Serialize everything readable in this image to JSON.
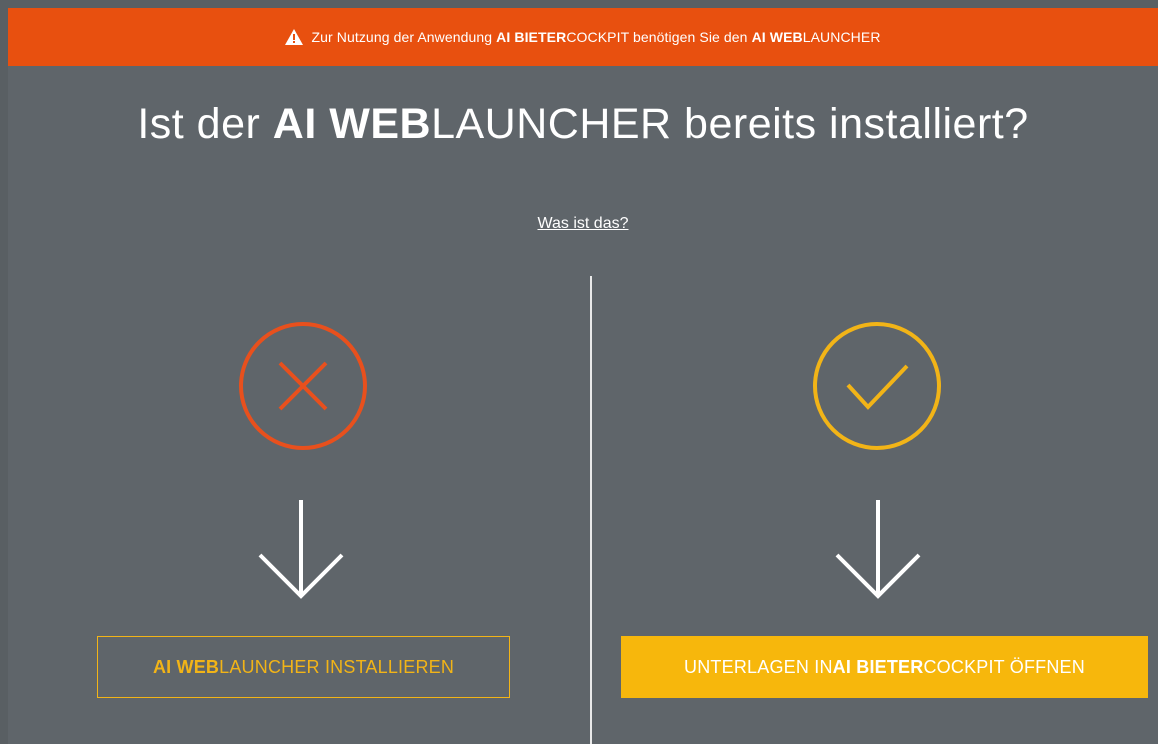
{
  "banner": {
    "text_before": "Zur Nutzung der Anwendung ",
    "app_bold": "AI BIETER",
    "app_rest": "COCKPIT",
    "text_middle": " benötigen Sie den ",
    "launcher_bold": "AI WEB",
    "launcher_rest": "LAUNCHER",
    "icon": "warning-triangle-icon"
  },
  "title": {
    "prefix": "Ist der ",
    "bold": "AI WEB",
    "rest": "LAUNCHER bereits installiert?"
  },
  "help_link": "Was ist das?",
  "left_option": {
    "icon": "x-circle-icon",
    "arrow": "arrow-down-icon",
    "button_bold": "AI WEB",
    "button_rest": "LAUNCHER INSTALLIEREN"
  },
  "right_option": {
    "icon": "check-circle-icon",
    "arrow": "arrow-down-icon",
    "button_prefix": "UNTERLAGEN IN ",
    "button_bold": "AI BIETER",
    "button_rest": "COCKPIT ÖFFNEN"
  },
  "colors": {
    "banner": "#e8500f",
    "background": "#5f656a",
    "x_icon": "#e8501d",
    "check_icon": "#f2b417",
    "install_button": "#f2b417",
    "open_button": "#f7b70c"
  }
}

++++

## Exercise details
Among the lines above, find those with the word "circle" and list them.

## Solution for this problem
    "icon": "x-circle-icon",
    "icon": "check-circle-icon",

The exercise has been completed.